That’s fantastic. So as we close, because you’ve been at this position for so long and so many people listening are relatively new to it. If you just want to end with some kind of verse has gotten you through or anything that can be an encouragement to those who are starting out.

 

Sure. So for me, my life first, and it really became my life for shortly before I got this role, I was seeking out to what I would do in ministry. It was Matthew 6:33, “seek ye first the kingdom of god, and all these things should be added.” So for me, when literally everything I am doing, I wanna seek first the kingdom of god. And that to me is the biggest encouragement you can have. If you’re seeking the kingdom, you know you’re doing what you need to do. If you’re trying to accomplish stuff, that’s not it, but you’re seeking the kingdom. It’s great. So that’s my biggest encouragement.
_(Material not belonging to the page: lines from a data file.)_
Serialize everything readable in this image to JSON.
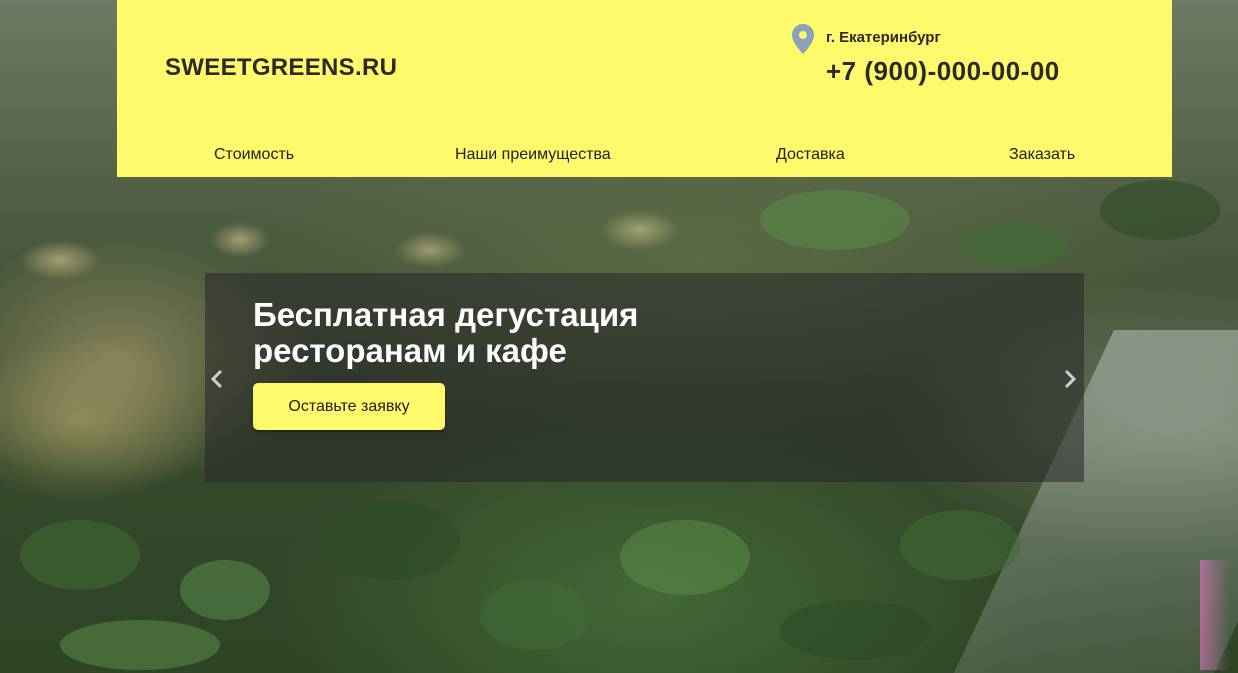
{
  "header": {
    "logo": "SWEETGREENS.RU",
    "city": "г. Екатеринбург",
    "phone": "+7 (900)-000-00-00",
    "nav": [
      {
        "label": "Стоимость"
      },
      {
        "label": "Наши преимущества"
      },
      {
        "label": "Доставка"
      },
      {
        "label": "Заказать"
      }
    ]
  },
  "slider": {
    "title_line1": "Бесплатная дегустация",
    "title_line2": "ресторанам и кафе",
    "cta_label": "Оставьте заявку",
    "prev_icon": "chevron-left-icon",
    "next_icon": "chevron-right-icon"
  },
  "colors": {
    "header_bg": "#fff96b",
    "button_bg": "#fff96b",
    "overlay": "rgba(40,40,40,0.55)",
    "pin": "#8aa2b8"
  }
}
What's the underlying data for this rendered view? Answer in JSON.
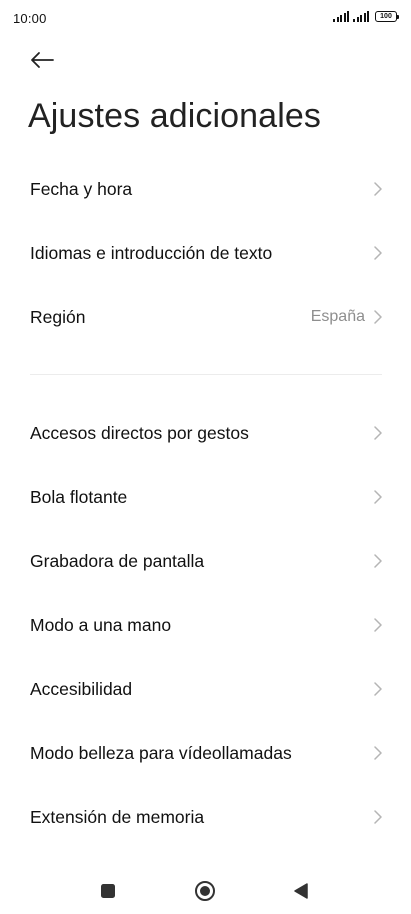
{
  "status_bar": {
    "time": "10:00",
    "battery": "100"
  },
  "header": {
    "back_icon": "arrow-left-icon",
    "title": "Ajustes adicionales"
  },
  "section_1": [
    {
      "label": "Fecha y hora",
      "value": ""
    },
    {
      "label": "Idiomas e introducción de texto",
      "value": ""
    },
    {
      "label": "Región",
      "value": "España"
    }
  ],
  "section_2": [
    {
      "label": "Accesos directos por gestos"
    },
    {
      "label": "Bola flotante"
    },
    {
      "label": "Grabadora de pantalla"
    },
    {
      "label": "Modo a una mano"
    },
    {
      "label": "Accesibilidad"
    },
    {
      "label": "Modo belleza para vídeollamadas"
    },
    {
      "label": "Extensión de memoria"
    }
  ],
  "colors": {
    "text": "#111111",
    "secondary_text": "#8e8e8e",
    "chevron": "#b5b5b5",
    "divider": "#ececec"
  }
}
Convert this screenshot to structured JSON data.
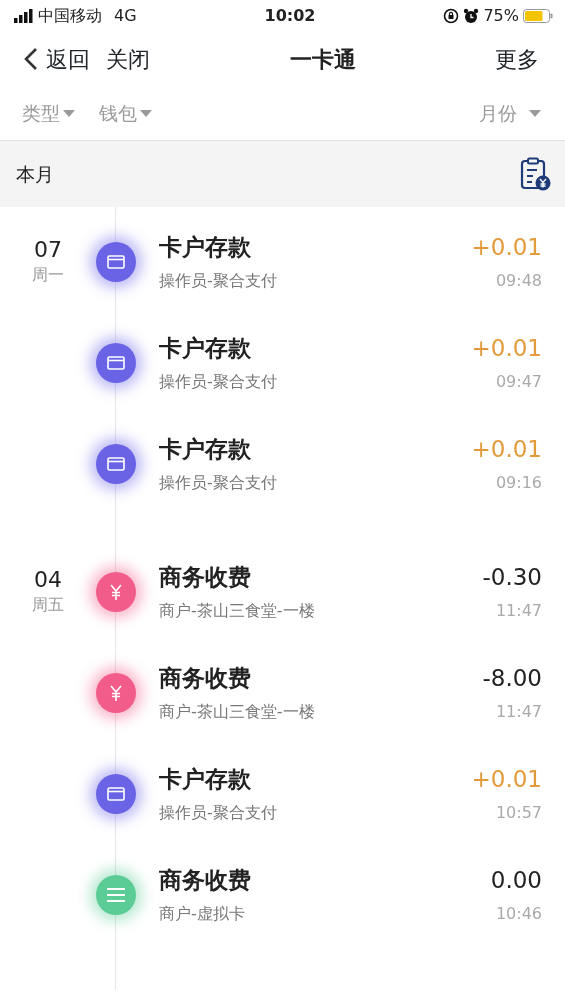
{
  "status_bar": {
    "carrier": "中国移动",
    "network": "4G",
    "time": "10:02",
    "battery": "75%"
  },
  "nav": {
    "back": "返回",
    "close": "关闭",
    "title": "一卡通",
    "more": "更多"
  },
  "filters": [
    {
      "label": "类型"
    },
    {
      "label": "钱包"
    },
    {
      "label": "月份"
    }
  ],
  "month_header": {
    "label": "本月"
  },
  "days": [
    {
      "date": "07",
      "weekday": "周一",
      "items": [
        {
          "kind": "card",
          "title": "卡户存款",
          "subtitle": "操作员-聚合支付",
          "amount": "+0.01",
          "credit": true,
          "time": "09:48"
        },
        {
          "kind": "card",
          "title": "卡户存款",
          "subtitle": "操作员-聚合支付",
          "amount": "+0.01",
          "credit": true,
          "time": "09:47"
        },
        {
          "kind": "card",
          "title": "卡户存款",
          "subtitle": "操作员-聚合支付",
          "amount": "+0.01",
          "credit": true,
          "time": "09:16"
        }
      ]
    },
    {
      "date": "04",
      "weekday": "周五",
      "items": [
        {
          "kind": "yen",
          "title": "商务收费",
          "subtitle": "商户-茶山三食堂-一楼",
          "amount": "-0.30",
          "credit": false,
          "time": "11:47"
        },
        {
          "kind": "yen",
          "title": "商务收费",
          "subtitle": "商户-茶山三食堂-一楼",
          "amount": "-8.00",
          "credit": false,
          "time": "11:47"
        },
        {
          "kind": "card",
          "title": "卡户存款",
          "subtitle": "操作员-聚合支付",
          "amount": "+0.01",
          "credit": true,
          "time": "10:57"
        },
        {
          "kind": "list",
          "title": "商务收费",
          "subtitle": "商户-虚拟卡",
          "amount": "0.00",
          "credit": false,
          "time": "10:46"
        }
      ]
    }
  ]
}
Seek the kingdom first, everything else gets taken care of.

 

Brian thanks so much for being on the podcast today.

 

Thank you for having me.